MLP Exposure Minus the Tax Complexities
Energy master limited partnerships have become popular for their high dividend yields. But, says fund manager Quinn Kiley, investing in them as standalone vehicles can create complicated tax situations. He explains how his fund delivers yield, but avoids some of the burdensome tax issues.
Quinn, as I understand it, your main focus is on pipelines and delivery, rather than exploration and production. So can you tell us a little bit about the fund's objective and your investing methodology?
Quinn Kiley: Sure. As you said, we're focused on energy infrastructure, primarily through what are called master limited partnerships, which is a niche of the energy world. They're publicly traded partnerships, and they're a great investment vehicle.
However, there are some tax complications associated with MLPs. This fund that we've launched a couple years ago is focused on more returns through the MLP asset class, but do it without the tax complications.

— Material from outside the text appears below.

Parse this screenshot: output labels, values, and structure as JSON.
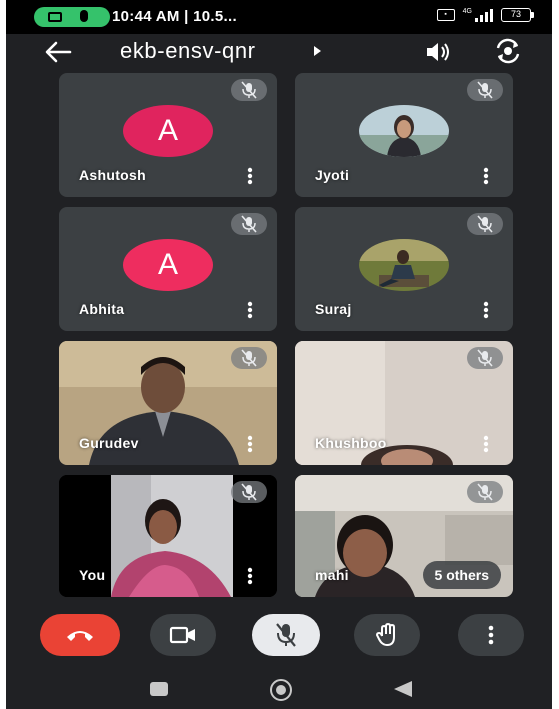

We're trying to get a relatively high-yield growth component in the returns, a low correlation to other asset classes—it’s a great diversifier—and trying to do it with lower volatility. All through a publicly traded fund that provides a 1099 and solves some of the tax complexities of owning MLPs directly.
Kate Stalter: As you mentioned, this is a fairly new fund, formed back in 2010. What was the reason to form a new fund in the energy space at that time?
Quinn Kiley: Like I said, there are some complications with owning MLPs directly.
And although we have a large business focused on that strategy, we've noticed that there's a whole series of new exchange traded products and new funds that have come out, trying to address the tax complexity of MLPs.